Physicists designed the NuTeV (Neutrinos at the Tevatron) experiment in order to observe the interactions of millions of the highest-energy, highest-intensity neutrinos ever produced. Starting with a proton beam from Fermilab's Tevatron, the world's highest-energy particle accelerator, experimenters created a beam of neutrinos directed at a giant particle detector. The detector itself was a 700-ton sandwich of alternating slices of steel and detector. As the beam passed from the first to the last slice, one in a billion neutrinos collided with a target nucleus, breaking it apart. After the collision with a nucleus, the neutrino could either remain a neutrino or turn into a muon, a particle that is a heavier cousin of the electron. When experimenters saw a nucleus break up, they knew a neutrino had interacted. If they saw a particle leaving the scene of the collision, they knew it was a muon. If they saw nothing leaving, they knew a neutrino (invisible to the detector's "eye") had come and gone. The scientists measured the ratio of muons to neutrinos and compared it with the predicted values, which other experiments have verified to a part per thousand accuracy for other particles. A painstaking years-long analysis of the data revealed the unexpected discrepancy.

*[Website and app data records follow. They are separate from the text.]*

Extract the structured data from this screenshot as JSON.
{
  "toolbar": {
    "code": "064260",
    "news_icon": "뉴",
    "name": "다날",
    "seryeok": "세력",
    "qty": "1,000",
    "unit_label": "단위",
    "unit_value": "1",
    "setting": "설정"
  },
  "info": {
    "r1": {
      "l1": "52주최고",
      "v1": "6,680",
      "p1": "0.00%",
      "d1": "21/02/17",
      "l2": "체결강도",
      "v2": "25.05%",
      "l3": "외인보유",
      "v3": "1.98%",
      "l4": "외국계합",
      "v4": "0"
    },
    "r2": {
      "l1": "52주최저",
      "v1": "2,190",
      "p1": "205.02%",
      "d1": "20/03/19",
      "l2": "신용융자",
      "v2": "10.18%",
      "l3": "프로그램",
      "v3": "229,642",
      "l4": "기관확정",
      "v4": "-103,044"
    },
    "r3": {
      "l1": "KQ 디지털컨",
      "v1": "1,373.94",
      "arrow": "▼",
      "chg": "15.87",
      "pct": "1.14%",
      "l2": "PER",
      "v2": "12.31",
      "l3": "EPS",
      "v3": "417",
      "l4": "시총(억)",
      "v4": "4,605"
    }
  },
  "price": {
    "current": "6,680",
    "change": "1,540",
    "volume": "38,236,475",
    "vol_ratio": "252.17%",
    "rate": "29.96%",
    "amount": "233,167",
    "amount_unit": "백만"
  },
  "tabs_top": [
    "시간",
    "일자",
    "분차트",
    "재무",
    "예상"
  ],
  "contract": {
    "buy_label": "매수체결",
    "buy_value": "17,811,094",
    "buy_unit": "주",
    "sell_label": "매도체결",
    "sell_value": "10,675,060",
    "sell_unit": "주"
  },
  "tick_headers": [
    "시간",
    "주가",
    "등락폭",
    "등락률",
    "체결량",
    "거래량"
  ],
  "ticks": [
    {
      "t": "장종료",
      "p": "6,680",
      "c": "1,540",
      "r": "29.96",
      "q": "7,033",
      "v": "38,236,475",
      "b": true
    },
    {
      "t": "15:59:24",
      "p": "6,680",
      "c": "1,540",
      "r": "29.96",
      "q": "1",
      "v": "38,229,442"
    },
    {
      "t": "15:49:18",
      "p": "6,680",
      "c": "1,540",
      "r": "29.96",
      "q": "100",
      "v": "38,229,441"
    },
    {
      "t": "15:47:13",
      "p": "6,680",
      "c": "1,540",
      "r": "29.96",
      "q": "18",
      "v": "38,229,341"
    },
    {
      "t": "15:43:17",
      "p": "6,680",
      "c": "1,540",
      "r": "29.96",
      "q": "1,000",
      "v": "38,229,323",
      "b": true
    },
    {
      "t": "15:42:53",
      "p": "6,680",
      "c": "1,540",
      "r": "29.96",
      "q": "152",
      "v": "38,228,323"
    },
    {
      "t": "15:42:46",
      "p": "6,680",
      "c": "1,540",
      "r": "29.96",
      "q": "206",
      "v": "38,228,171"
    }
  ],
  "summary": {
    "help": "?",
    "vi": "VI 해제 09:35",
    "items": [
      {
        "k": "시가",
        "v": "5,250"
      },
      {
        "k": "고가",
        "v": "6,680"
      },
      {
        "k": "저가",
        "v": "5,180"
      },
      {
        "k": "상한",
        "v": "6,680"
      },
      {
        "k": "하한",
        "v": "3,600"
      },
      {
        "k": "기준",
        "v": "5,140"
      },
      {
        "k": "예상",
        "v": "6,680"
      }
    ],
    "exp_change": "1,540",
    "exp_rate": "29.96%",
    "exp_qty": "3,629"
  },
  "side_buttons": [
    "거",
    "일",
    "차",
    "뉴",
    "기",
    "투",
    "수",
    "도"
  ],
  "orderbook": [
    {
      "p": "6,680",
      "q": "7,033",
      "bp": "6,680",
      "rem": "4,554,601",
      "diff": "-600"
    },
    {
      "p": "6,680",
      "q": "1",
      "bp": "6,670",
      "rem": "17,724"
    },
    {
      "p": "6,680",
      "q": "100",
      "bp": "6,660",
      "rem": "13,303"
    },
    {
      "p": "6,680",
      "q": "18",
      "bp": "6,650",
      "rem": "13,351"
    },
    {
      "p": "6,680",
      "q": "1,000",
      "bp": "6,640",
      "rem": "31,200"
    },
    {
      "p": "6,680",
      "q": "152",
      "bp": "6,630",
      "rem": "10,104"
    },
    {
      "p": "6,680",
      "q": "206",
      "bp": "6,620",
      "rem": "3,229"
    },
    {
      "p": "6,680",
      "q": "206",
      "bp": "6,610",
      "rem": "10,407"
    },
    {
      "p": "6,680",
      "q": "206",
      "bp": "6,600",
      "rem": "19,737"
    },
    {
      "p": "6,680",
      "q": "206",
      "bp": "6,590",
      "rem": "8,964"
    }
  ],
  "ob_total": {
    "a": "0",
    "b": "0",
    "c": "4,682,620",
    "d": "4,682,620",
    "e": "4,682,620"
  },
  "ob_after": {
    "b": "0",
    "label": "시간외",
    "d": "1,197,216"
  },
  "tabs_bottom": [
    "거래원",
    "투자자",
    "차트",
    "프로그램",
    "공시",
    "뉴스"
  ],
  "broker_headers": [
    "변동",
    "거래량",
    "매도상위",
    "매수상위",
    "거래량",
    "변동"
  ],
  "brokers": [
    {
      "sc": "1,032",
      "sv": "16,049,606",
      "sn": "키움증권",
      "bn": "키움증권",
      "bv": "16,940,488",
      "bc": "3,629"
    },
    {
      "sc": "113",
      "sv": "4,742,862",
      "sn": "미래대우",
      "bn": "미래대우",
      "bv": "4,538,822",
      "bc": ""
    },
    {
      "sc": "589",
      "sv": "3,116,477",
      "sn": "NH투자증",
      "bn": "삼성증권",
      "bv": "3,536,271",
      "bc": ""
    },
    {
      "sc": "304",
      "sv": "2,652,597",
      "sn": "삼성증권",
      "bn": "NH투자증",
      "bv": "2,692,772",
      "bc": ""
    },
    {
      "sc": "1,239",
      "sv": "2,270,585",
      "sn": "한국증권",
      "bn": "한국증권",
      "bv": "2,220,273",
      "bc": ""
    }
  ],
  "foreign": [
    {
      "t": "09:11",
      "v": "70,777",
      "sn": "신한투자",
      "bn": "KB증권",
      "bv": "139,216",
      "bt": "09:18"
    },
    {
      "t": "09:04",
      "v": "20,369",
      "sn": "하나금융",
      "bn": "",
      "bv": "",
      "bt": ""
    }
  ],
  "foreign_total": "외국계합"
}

Neutrinos have surprised particle physicists before, but the new data have left the experimenters wondering if their neutrinos have felt a new force previously unobserved in nature, or if there is some hitherto undiscovered particle influencing neutrino interactions.
Physicists in the United States, Japan, and Europe are planning a next generation of neutrino experiments which may solve this newly uncovered puzzle-or which may find even more puzzles. Other physicists, working at Fermilab or at CERN accelerators, could be observing previously unknown particles that may influence the neutrino.
McFarland has given a presentation on the measurement at Fermilab, and a paper describing the result has been submitted to Physical Review Letters. In addition to the University of Rochester, the 45-member collaboration included physicists from the University of Cincinnati, Columbia University, Fermilab, Kansas State University, Northwestern University, the University of Oregon, and the University of Pittsburgh. The research was supported by the National Science Foundation, the U.S. Department of Energy, and the Alfred P. Sloan Foundation.
Fermilab is operated by Universities Research Association, Inc. under a contract with the U.S. Department of Energy.